Cherry Hill Courier-Post
November 4, 2019
“Cobblestones are the original speed bumps,” joked U.S. Rep. Donald Norcross, “brought over from the Old Country.”
But while cobblestones may be the first way drivers in North Camden were forced to slow down, they’re hardly the only way: The neighborhood’s streets are uneven, prone to flooding, pocked with potholes and yes, the asphalt occasionally gives way to those bumpy but charming remnants of long-bygone days.
Some of those cobblestones will be covered, though, along with the potholes and dips in one of the city’s oldest neighborhoods. And new water and sewer improvements, officials said at a groundbreaking Monday, will help mitigate the flooding that homeowners and motorists have contended with for decades.
Norcross was in Camden — where he lives, several blocks away on the other side of the Benjamin Franklin Bridge — Monday afternoon along with his congressional colleague U.S. Sen. Bob Menendez, to tout $16.2 million in federally-funded Transportation Investment Generating Economic Recovery (TIGER) work.
About two square miles of roads, many of them along the corridor that includes Vine, Elm and Main streets, along with Front, 2nd and 3rd streets, will first receive water and sewer improvements. Cobblestone in front historically significant homes along 2nd Street will be preserved, said Meishka Mitchell of Cooper’s Ferry Partnership (which handled the TIGER grant application process), but other cobblestone streets will have to be excavated for the water and sewer upgrades.
New decorative street lights will be installed, more trees will be planted and a green median strip will be book-ended by two roundabouts, Mitchell added.
The goal: Not only to make the streets more navigable for the cars coming to and from the Waterfront, Rutgers–Camden and downtown, but also to make them safer for the children who walk to school, for the elderly residents who want to stay in their neighborhood and need ADA-compliant walkways, and for cyclists and pedestrians who walk and pedal around the city.

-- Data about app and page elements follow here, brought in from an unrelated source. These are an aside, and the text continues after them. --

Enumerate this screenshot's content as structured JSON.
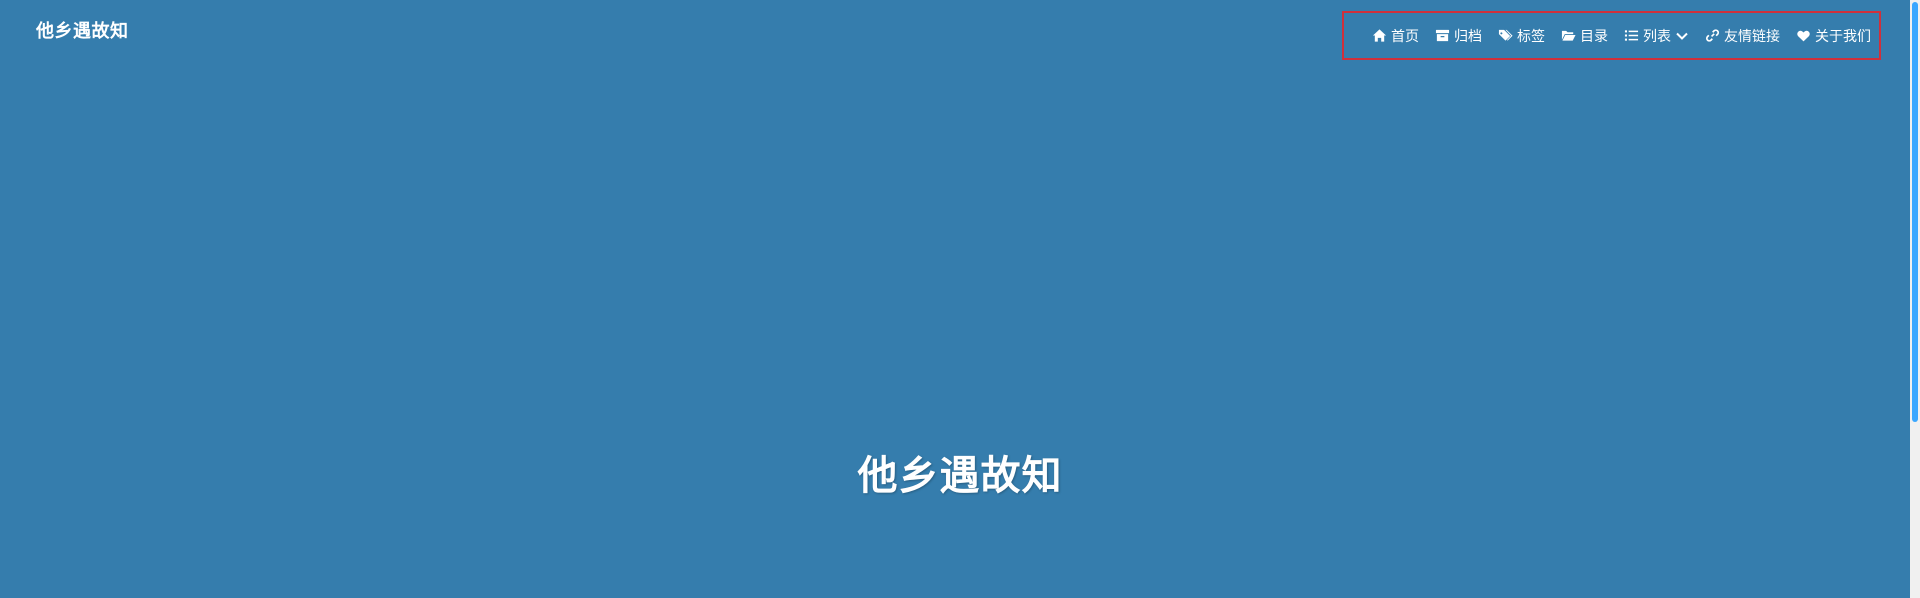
{
  "site": {
    "brand": "他乡遇故知",
    "hero_title": "他乡遇故知"
  },
  "nav": {
    "items": [
      {
        "label": "首页",
        "icon": "home-icon"
      },
      {
        "label": "归档",
        "icon": "archive-icon"
      },
      {
        "label": "标签",
        "icon": "tags-icon"
      },
      {
        "label": "目录",
        "icon": "folder-open-icon"
      },
      {
        "label": "列表",
        "icon": "list-icon",
        "has_dropdown": true
      },
      {
        "label": "友情链接",
        "icon": "link-icon"
      },
      {
        "label": "关于我们",
        "icon": "heart-icon"
      }
    ]
  },
  "colors": {
    "background": "#357dad",
    "text": "#ffffff",
    "highlight_border": "#d0303b",
    "scrollbar_thumb": "#3aa7ff"
  }
}
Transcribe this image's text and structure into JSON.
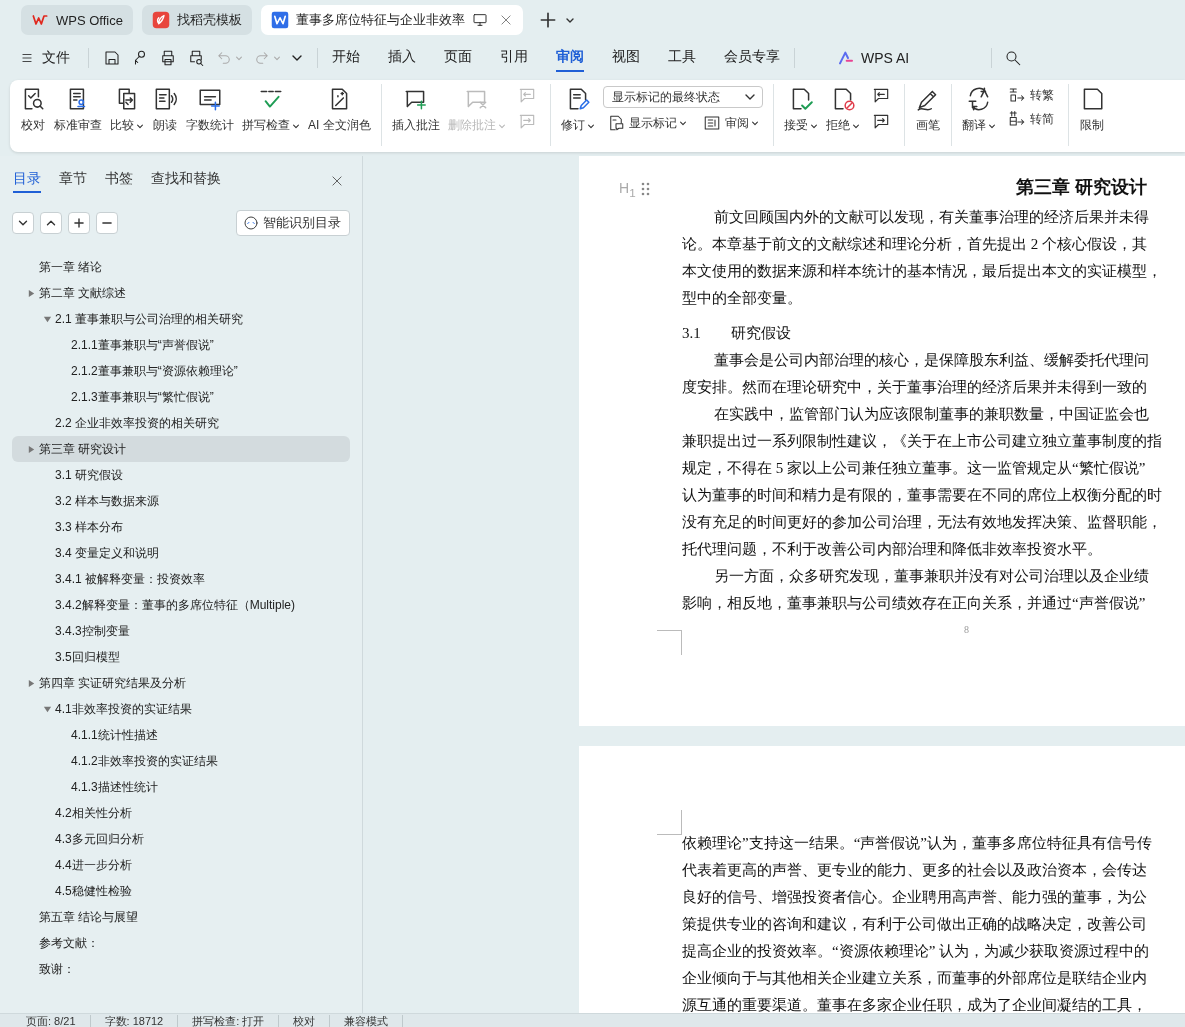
{
  "tabs": [
    {
      "label": "WPS Office",
      "kind": "wps",
      "selected": false
    },
    {
      "label": "找稻壳模板",
      "kind": "docer",
      "selected": false
    },
    {
      "label": "董事多席位特征与企业非效率",
      "kind": "doc",
      "selected": true
    }
  ],
  "menu": {
    "file": "文件",
    "tabs": [
      {
        "label": "开始",
        "selected": false
      },
      {
        "label": "插入",
        "selected": false
      },
      {
        "label": "页面",
        "selected": false
      },
      {
        "label": "引用",
        "selected": false
      },
      {
        "label": "审阅",
        "selected": true
      },
      {
        "label": "视图",
        "selected": false
      },
      {
        "label": "工具",
        "selected": false
      },
      {
        "label": "会员专享",
        "selected": false
      }
    ],
    "ai": "WPS AI"
  },
  "ribbon": {
    "groups": [
      {
        "items": [
          {
            "kind": "large",
            "label": "校对",
            "dropdown": false,
            "disabled": false
          },
          {
            "kind": "large",
            "label": "标准审查",
            "dropdown": false,
            "disabled": false
          },
          {
            "kind": "large",
            "label": "比较",
            "dropdown": true,
            "disabled": false
          },
          {
            "kind": "large",
            "label": "朗读",
            "dropdown": false,
            "disabled": false
          },
          {
            "kind": "large",
            "label": "字数统计",
            "dropdown": false,
            "disabled": false
          },
          {
            "kind": "large",
            "label": "拼写检查",
            "dropdown": true,
            "disabled": false
          },
          {
            "kind": "large",
            "label": "AI 全文润色",
            "dropdown": false,
            "disabled": false
          }
        ]
      },
      {
        "items": [
          {
            "kind": "large",
            "label": "插入批注",
            "dropdown": false,
            "disabled": false
          },
          {
            "kind": "large",
            "label": "删除批注",
            "dropdown": true,
            "disabled": true
          },
          {
            "kind": "stack",
            "items": [
              {
                "kind": "icon",
                "disabled": true
              },
              {
                "kind": "icon",
                "disabled": true
              }
            ]
          }
        ]
      },
      {
        "items": [
          {
            "kind": "large",
            "label": "修订",
            "dropdown": true,
            "disabled": false
          },
          {
            "kind": "stack",
            "items": [
              {
                "kind": "select",
                "value": "显示标记的最终状态"
              },
              {
                "kind": "row",
                "items": [
                  {
                    "kind": "small",
                    "label": "显示标记",
                    "dropdown": true,
                    "disabled": false
                  },
                  {
                    "kind": "small",
                    "label": "审阅",
                    "dropdown": true,
                    "disabled": false
                  }
                ]
              }
            ]
          }
        ]
      },
      {
        "items": [
          {
            "kind": "large",
            "label": "接受",
            "dropdown": true,
            "disabled": false
          },
          {
            "kind": "large",
            "label": "拒绝",
            "dropdown": true,
            "disabled": false
          },
          {
            "kind": "stack",
            "items": [
              {
                "kind": "icon",
                "disabled": false
              },
              {
                "kind": "icon",
                "disabled": false
              }
            ]
          }
        ]
      },
      {
        "items": [
          {
            "kind": "large",
            "label": "画笔",
            "dropdown": false,
            "disabled": false
          }
        ]
      },
      {
        "items": [
          {
            "kind": "large",
            "label": "翻译",
            "dropdown": true,
            "disabled": false
          },
          {
            "kind": "stack",
            "items": [
              {
                "kind": "small",
                "label": "转繁",
                "dropdown": false,
                "disabled": false
              },
              {
                "kind": "small",
                "label": "转简",
                "dropdown": false,
                "disabled": false
              }
            ]
          }
        ]
      },
      {
        "items": [
          {
            "kind": "large",
            "label": "限制",
            "dropdown": false,
            "disabled": false
          }
        ]
      }
    ]
  },
  "sidebar": {
    "tabs": [
      {
        "label": "目录",
        "selected": true
      },
      {
        "label": "章节",
        "selected": false
      },
      {
        "label": "书签",
        "selected": false
      },
      {
        "label": "查找和替换",
        "selected": false
      }
    ],
    "smart_toc": "智能识别目录",
    "toc": [
      {
        "label": "第一章  绪论",
        "selected": false
      },
      {
        "label": "第二章  文献综述",
        "selected": false,
        "expanded": false,
        "children": [
          {
            "label": "2.1  董事兼职与公司治理的相关研究",
            "selected": false,
            "expanded": true,
            "children": [
              {
                "label": "2.1.1董事兼职与“声誉假说”",
                "selected": false
              },
              {
                "label": "2.1.2董事兼职与“资源依赖理论”",
                "selected": false
              },
              {
                "label": "2.1.3董事兼职与“繁忙假说”",
                "selected": false
              }
            ]
          },
          {
            "label": "2.2  企业非效率投资的相关研究",
            "selected": false
          }
        ]
      },
      {
        "label": "第三章  研究设计",
        "selected": true,
        "expanded": false,
        "children": [
          {
            "label": "3.1  研究假设",
            "selected": false
          },
          {
            "label": "3.2  样本与数据来源",
            "selected": false
          },
          {
            "label": "3.3  样本分布",
            "selected": false
          },
          {
            "label": "3.4  变量定义和说明",
            "selected": false
          },
          {
            "label": "3.4.1  被解释变量：投资效率",
            "selected": false
          },
          {
            "label": "3.4.2解释变量：董事的多席位特征（Multiple)",
            "selected": false
          },
          {
            "label": "3.4.3控制变量",
            "selected": false
          },
          {
            "label": "3.5回归模型",
            "selected": false
          }
        ]
      },
      {
        "label": "第四章  实证研究结果及分析",
        "selected": false,
        "expanded": false,
        "children": [
          {
            "label": "4.1非效率投资的实证结果",
            "selected": false,
            "expanded": true,
            "children": [
              {
                "label": "4.1.1统计性描述",
                "selected": false
              },
              {
                "label": "4.1.2非效率投资的实证结果",
                "selected": false
              },
              {
                "label": "4.1.3描述性统计",
                "selected": false
              }
            ]
          },
          {
            "label": "4.2相关性分析",
            "selected": false
          },
          {
            "label": "4.3多元回归分析",
            "selected": false
          },
          {
            "label": "4.4进一步分析",
            "selected": false
          },
          {
            "label": "4.5稳健性检验",
            "selected": false
          }
        ]
      },
      {
        "label": "第五章  结论与展望",
        "selected": false
      },
      {
        "label": "参考文献：",
        "selected": false
      },
      {
        "label": "致谢：",
        "selected": false
      }
    ]
  },
  "document": {
    "pages": [
      {
        "heading_marker": "H$_{1}$",
        "page_number": "8",
        "blocks": [
          {
            "kind": "title",
            "text": "第三章  研究设计"
          },
          {
            "kind": "para",
            "lines": [
              "前文回顾国内外的文献可以发现，有关董事治理的经济后果并未得",
              "论。本章基于前文的文献综述和理论分析，首先提出 2 个核心假设，其",
              "本文使用的数据来源和样本统计的基本情况，最后提出本文的实证模型，",
              "型中的全部变量。"
            ]
          },
          {
            "kind": "section",
            "number": "3.1",
            "text": "研究假设"
          },
          {
            "kind": "para",
            "lines": [
              "董事会是公司内部治理的核心，是保障股东利益、缓解委托代理问",
              "度安排。然而在理论研究中，关于董事治理的经济后果并未得到一致的"
            ]
          },
          {
            "kind": "para",
            "lines": [
              "在实践中，监管部门认为应该限制董事的兼职数量，中国证监会也",
              "兼职提出过一系列限制性建议，《关于在上市公司建立独立董事制度的指",
              "规定，不得在 5 家以上公司兼任独立董事。这一监管规定从“繁忙假说”",
              "认为董事的时间和精力是有限的，董事需要在不同的席位上权衡分配的时",
              "没有充足的时间更好的参加公司治理，无法有效地发挥决策、监督职能，",
              "托代理问题，不利于改善公司内部治理和降低非效率投资水平。"
            ]
          },
          {
            "kind": "para",
            "lines": [
              "另一方面，众多研究发现，董事兼职并没有对公司治理以及企业绩",
              "影响，相反地，董事兼职与公司绩效存在正向关系，并通过“声誉假说”"
            ]
          }
        ]
      },
      {
        "blocks": [
          {
            "kind": "continued",
            "lines": [
              "依赖理论”支持这一结果。“声誉假说”认为，董事多席位特征具有信号传",
              "代表着更高的声誉、更专业的能力、更多的社会以及政治资本，会传达",
              "良好的信号、增强投资者信心。企业聘用高声誉、能力强的董事，为公",
              "策提供专业的咨询和建议，有利于公司做出正确的战略决定，改善公司",
              "提高企业的投资效率。“资源依赖理论” 认为，为减少获取资源过程中的",
              "企业倾向于与其他相关企业建立关系，而董事的外部席位是联结企业内",
              "源互通的重要渠道。董事在多家企业任职，成为了企业间凝结的工具，"
            ]
          }
        ]
      }
    ]
  },
  "status_bar": [
    "页面: 8/21",
    "字数: 18712",
    "拼写检查: 打开",
    "校对",
    "兼容模式"
  ]
}
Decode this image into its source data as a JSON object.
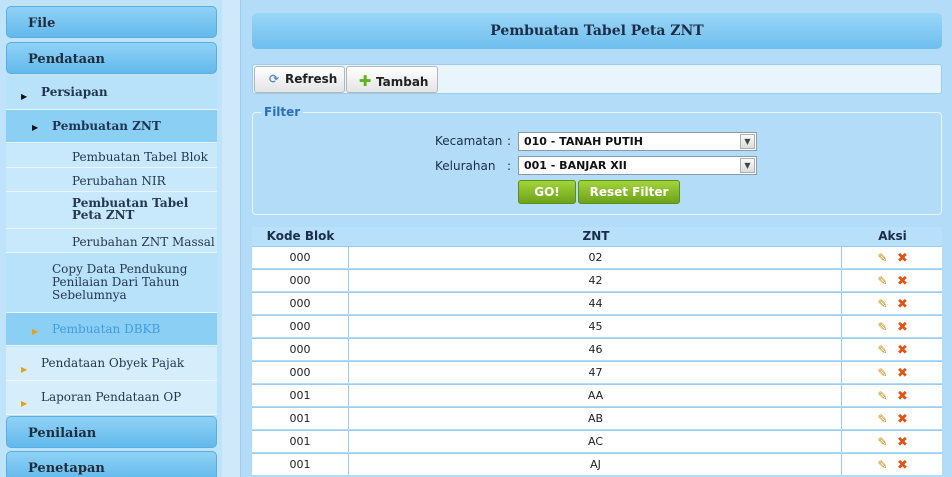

Menendez said the TIGER funding, first awarded in 2016, was among one of the most competitive infrastructure grants offered by the federal Department of Transportation, with municipalities all over the country submitting $9 billion in requests for the program’s $500 million in funding.